tune with our own cosmo-visions, and as a contribution to the world
Promotion of alternative financial policies that permit us to develop
our community economies and develop mechanisms to establish fair
prices for our products.
Halt all new logging concessions and suspend existing ones, that
affect our territories. The destruction of forests must be considered
a crime against humanity and a halt must be made to the various
anti-social consequences, such as roads across indigenous cultivations,
cemeteries and hunting zones; the destruction of areas used for
medicinal plants and crafts; the erosion and compression of soil; the
pollution of our environment; the corruption and enclave economy
generated by the industry; the increase of invasions and settlement in
Logging concessions on lands adjacent to our territories, or which
have an impact on our environment, must comply with operating
conditions - ecological, social, of labour, transport, health and
others - laid down by the indigenous peoples, who should participate
in ensuring that these are complied with. Commercial timber extraction
should be prohibited in strategic and seriously degraded forests.
The protection of existing natural forests should take priority over
Reforestation programmes in indigenous peoplesí territories must be
subject to our free, prior and informed consent and should be
prioritised on degraded lands, giving priority to the regeneration of
native forests, including the recovery of all the functions of
tropical forests, and not being restricted only to timber values.
Reforestation programmes on our territories should be developed under
the control of our communities. We should select species in accordance
with our needs.
BIODIVERSITY AND CONSERVATION
Programmes related to biodiversity must respect the collective rights
of our peoples to cultural and intellectual property, genetic
resources, gene banks, biotechnology and knowledge of biological
diversity; this should include our participation in the management of
any such project in our territories, as well as control of any
benefits that derive from them.
Conservation programmes must respect our rights to the use and
ownership of the territories and resources we depend on. No programmes
to conserve biodiversity should be promoted on our territories without
our free, prior and informed consent as expressed through our
The best guarantee of the conservation of biodiversity is that those
who promote it should uphold our rights to the use, administration,
management and control of our territories. We assert that guardianship
of the different ecosystems should be entrusted to us, indigenous
peoples, given that we have inhabited them for thousands of years and
our very survival depends on them.
Environmental policies and legislation should recognise indigenous
territories and systems of natural resource management as effective 'protected
areas', and give priority to their legal establishment as indigenous
Since we highly value our technologies and believe that our
biotechnologies can make important contributions to humanity,
including 'developed' countries, we demand guaranteed rights to our
collective intellectual property in both national and international
law, and control over the development and manipulation of this

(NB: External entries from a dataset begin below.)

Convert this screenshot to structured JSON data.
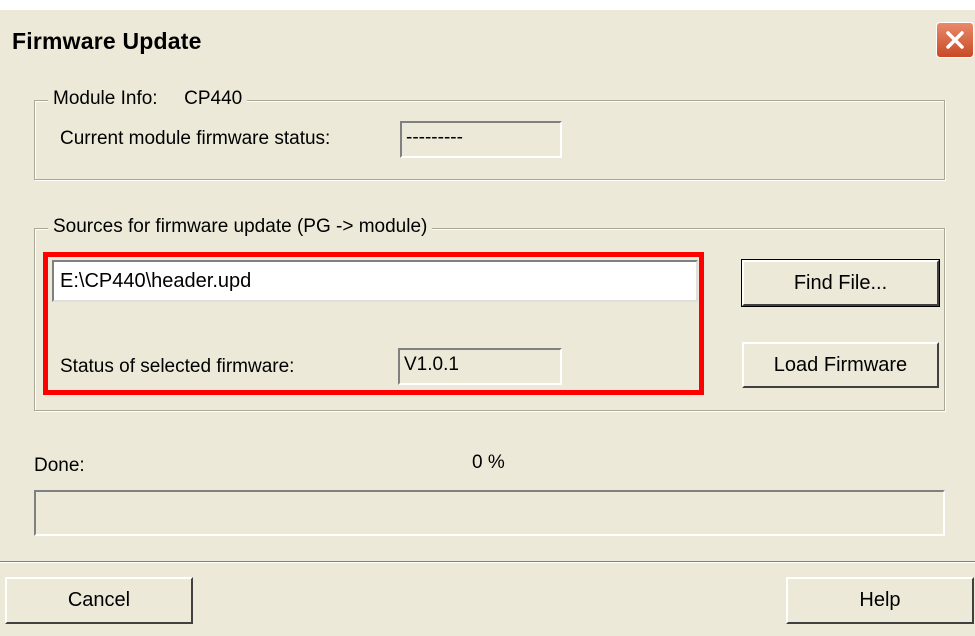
{
  "window": {
    "title": "Firmware Update",
    "close_icon": "close-icon"
  },
  "module_info": {
    "legend": "Module Info:",
    "module_name": "CP440",
    "status_label": "Current module firmware status:",
    "status_value": "---------"
  },
  "sources": {
    "legend": "Sources for firmware update  (PG -> module)",
    "file_path": "E:\\CP440\\header.upd",
    "selected_status_label": "Status of selected firmware:",
    "selected_status_value": "V1.0.1",
    "find_file_label": "Find File...",
    "load_firmware_label": "Load Firmware"
  },
  "progress": {
    "done_label": "Done:",
    "percent_text": "0 %",
    "percent_value": 0
  },
  "footer": {
    "cancel_label": "Cancel",
    "help_label": "Help"
  },
  "colors": {
    "highlight": "#ff0000",
    "dialog_bg": "#ece9d8",
    "close_button": "#c94a25"
  }
}
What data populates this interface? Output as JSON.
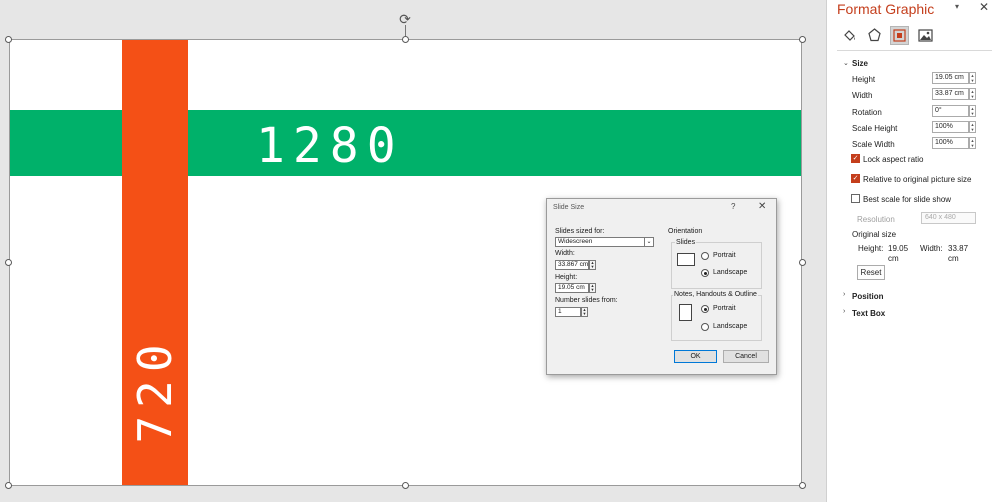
{
  "slide": {
    "label_top": "1280",
    "label_side": "720",
    "colors": {
      "green_band": "#00b16a",
      "orange_band": "#f45016"
    }
  },
  "dialog": {
    "title": "Slide Size",
    "help": "?",
    "close": "✕",
    "sized_for_label": "Slides sized for:",
    "sized_for_value": "Widescreen",
    "width_label": "Width:",
    "width_value": "33.867 cm",
    "height_label": "Height:",
    "height_value": "19.05 cm",
    "number_from_label": "Number slides from:",
    "number_from_value": "1",
    "orientation_label": "Orientation",
    "slides_group_label": "Slides",
    "slides_portrait": "Portrait",
    "slides_landscape": "Landscape",
    "notes_group_label": "Notes, Handouts & Outline",
    "notes_portrait": "Portrait",
    "notes_landscape": "Landscape",
    "ok": "OK",
    "cancel": "Cancel"
  },
  "pane": {
    "title": "Format Graphic",
    "dropdown_icon": "▾",
    "close_icon": "✕",
    "tabs": [
      "fill-line",
      "effects",
      "size-properties",
      "picture"
    ],
    "size_section": "Size",
    "height_label": "Height",
    "height_value": "19.05 cm",
    "width_label": "Width",
    "width_value": "33.87 cm",
    "rotation_label": "Rotation",
    "rotation_value": "0°",
    "scale_height_label": "Scale Height",
    "scale_height_value": "100%",
    "scale_width_label": "Scale Width",
    "scale_width_value": "100%",
    "lock_aspect": "Lock aspect ratio",
    "relative_original": "Relative to original picture size",
    "best_scale": "Best scale for slide show",
    "resolution_label": "Resolution",
    "resolution_value": "640 x 480",
    "original_size_label": "Original size",
    "orig_height_label": "Height:",
    "orig_height_value": "19.05",
    "orig_height_unit": "cm",
    "orig_width_label": "Width:",
    "orig_width_value": "33.87",
    "orig_width_unit": "cm",
    "reset": "Reset",
    "position_section": "Position",
    "textbox_section": "Text Box",
    "accent_color": "#c43e1c"
  }
}
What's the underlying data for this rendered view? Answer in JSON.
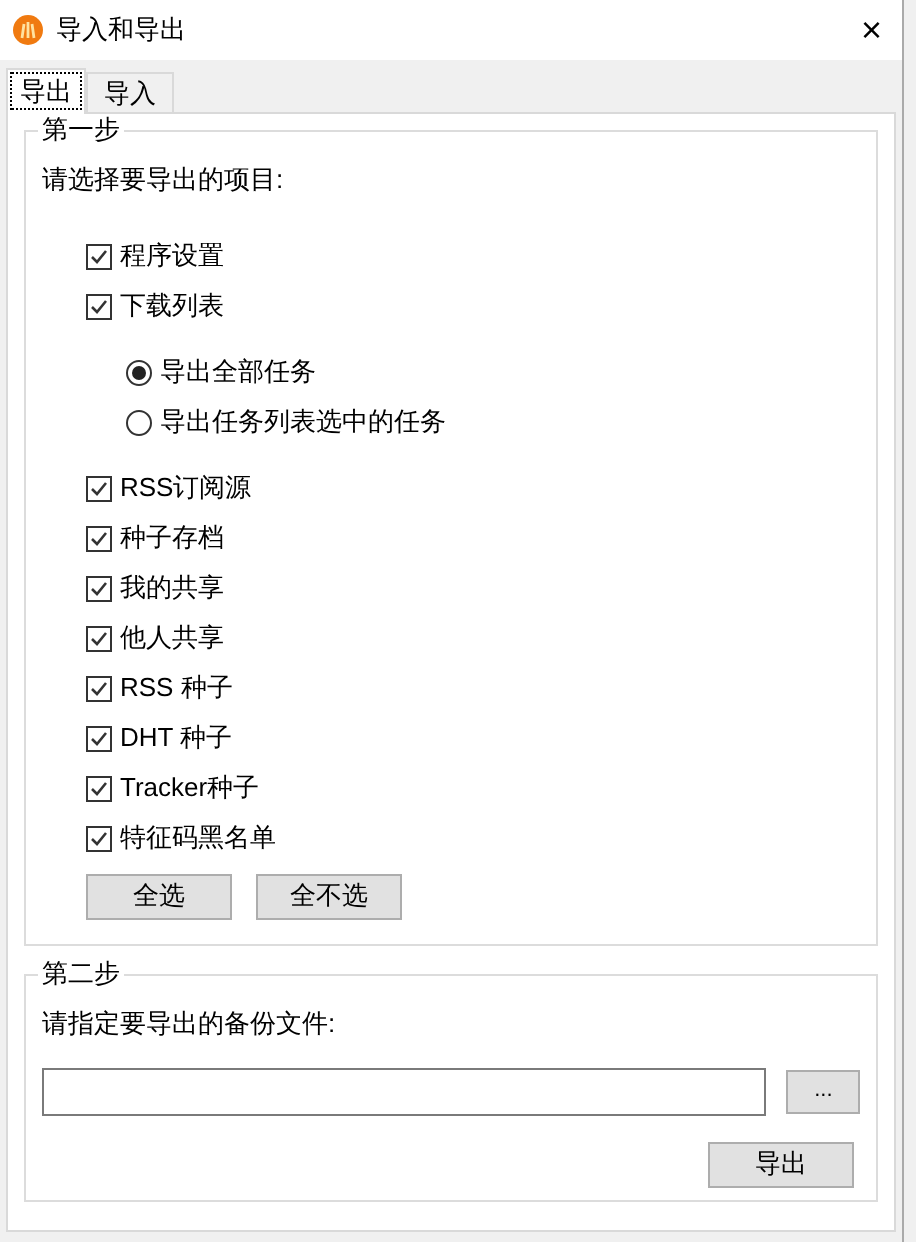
{
  "window": {
    "title": "导入和导出",
    "close": "×"
  },
  "tabs": [
    {
      "label": "导出",
      "selected": true
    },
    {
      "label": "导入",
      "selected": false
    }
  ],
  "step1": {
    "title": "第一步",
    "prompt": "请选择要导出的项目:",
    "items": [
      {
        "label": "程序设置",
        "checked": true
      },
      {
        "label": "下载列表",
        "checked": true,
        "options": [
          {
            "label": "导出全部任务",
            "selected": true
          },
          {
            "label": "导出任务列表选中的任务",
            "selected": false
          }
        ]
      },
      {
        "label": "RSS订阅源",
        "checked": true
      },
      {
        "label": "种子存档",
        "checked": true
      },
      {
        "label": "我的共享",
        "checked": true
      },
      {
        "label": "他人共享",
        "checked": true
      },
      {
        "label": "RSS 种子",
        "checked": true
      },
      {
        "label": "DHT 种子",
        "checked": true
      },
      {
        "label": "Tracker种子",
        "checked": true
      },
      {
        "label": "特征码黑名单",
        "checked": true
      }
    ],
    "buttons": [
      "全选",
      "全不选"
    ]
  },
  "step2": {
    "title": "第二步",
    "prompt": "请指定要导出的备份文件:",
    "browse": "...",
    "action": "导出"
  }
}
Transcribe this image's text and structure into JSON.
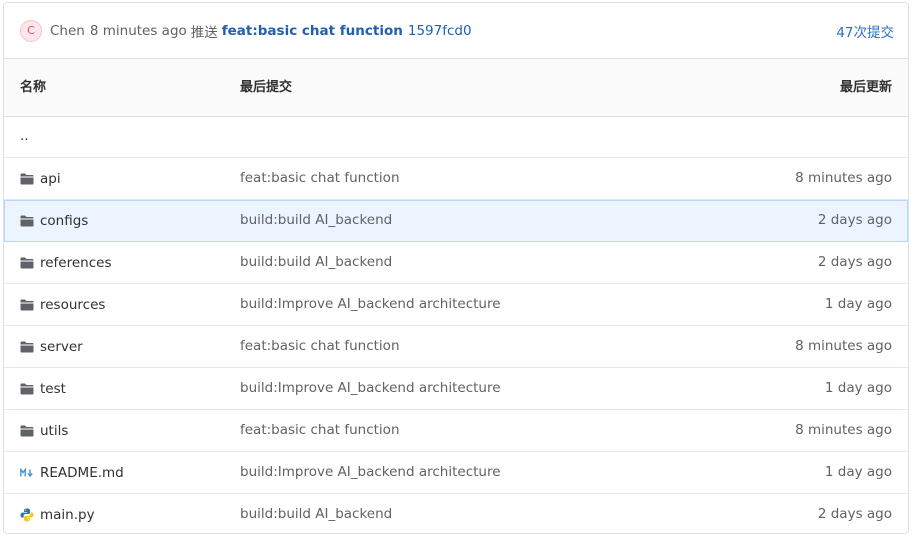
{
  "commit_bar": {
    "avatar_letter": "C",
    "author": "Chen",
    "time": "8 minutes ago",
    "verb": "推送",
    "message": "feat:basic chat function",
    "sha": "1597fcd0",
    "commit_count": "47次提交"
  },
  "table": {
    "headers": {
      "name": "名称",
      "last_commit": "最后提交",
      "last_updated": "最后更新"
    },
    "parent_dir": "..",
    "rows": [
      {
        "name": "api",
        "icon": "folder-icon",
        "commit": "feat:basic chat function",
        "time": "8 minutes ago"
      },
      {
        "name": "configs",
        "icon": "folder-icon",
        "commit": "build:build AI_backend",
        "time": "2 days ago"
      },
      {
        "name": "references",
        "icon": "folder-icon",
        "commit": "build:build AI_backend",
        "time": "2 days ago"
      },
      {
        "name": "resources",
        "icon": "folder-icon",
        "commit": "build:Improve AI_backend architecture",
        "time": "1 day ago"
      },
      {
        "name": "server",
        "icon": "folder-icon",
        "commit": "feat:basic chat function",
        "time": "8 minutes ago"
      },
      {
        "name": "test",
        "icon": "folder-icon",
        "commit": "build:Improve AI_backend architecture",
        "time": "1 day ago"
      },
      {
        "name": "utils",
        "icon": "folder-icon",
        "commit": "feat:basic chat function",
        "time": "8 minutes ago"
      },
      {
        "name": "README.md",
        "icon": "markdown-icon",
        "commit": "build:Improve AI_backend architecture",
        "time": "1 day ago"
      },
      {
        "name": "main.py",
        "icon": "python-icon",
        "commit": "build:build AI_backend",
        "time": "2 days ago"
      }
    ]
  },
  "colors": {
    "link": "#1f5fb5",
    "highlight_row": "#ecf5ff",
    "border": "#dcdfe6"
  }
}
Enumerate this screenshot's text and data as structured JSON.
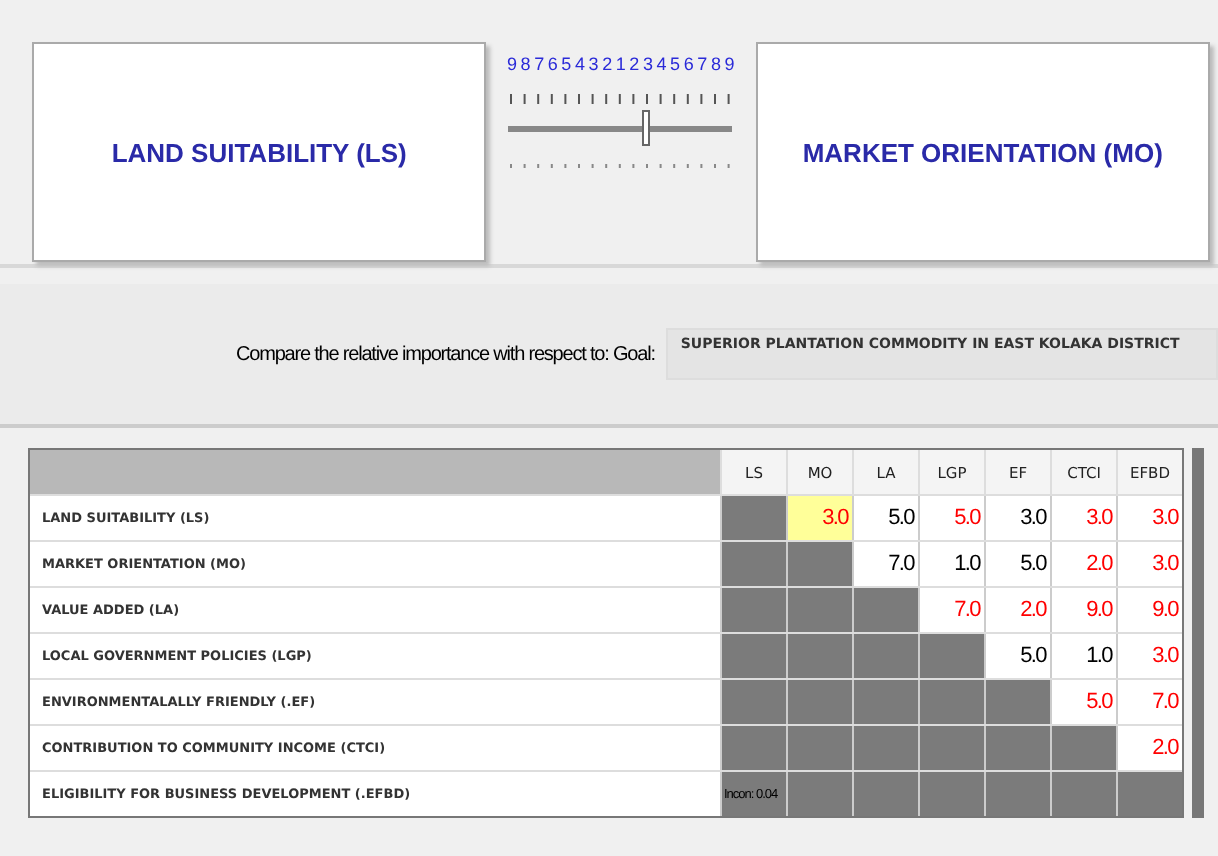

All investigations in our territories should be carried out with our
free, prior and informed consent and under joint control and guidance
according to mutual agreement; including the provision for training,
publication and support for indigenous institutions necessary to
achieve such control.
The international community, particularly the United Nations, must
recognise us indigenous peoples as peoples, as distinct from other
organised social movements, non-governmental organisations and
independent sectors, and respect for our right to participate directly
and on the basis of equality, as indigenous peoples, in all fora,
mechanisms, processes and funding bodies so as to promote and
safeguard the future of the tropical forests.
The development of programmes to educate the general public about our
rights as indigenous peoples and about the principles, goals and
demands in this charter. For this we call on the international
community for the necessary recognition and support.
We indigenous peoples will use this charter as a basis for promoting
our own local strategies for our actions.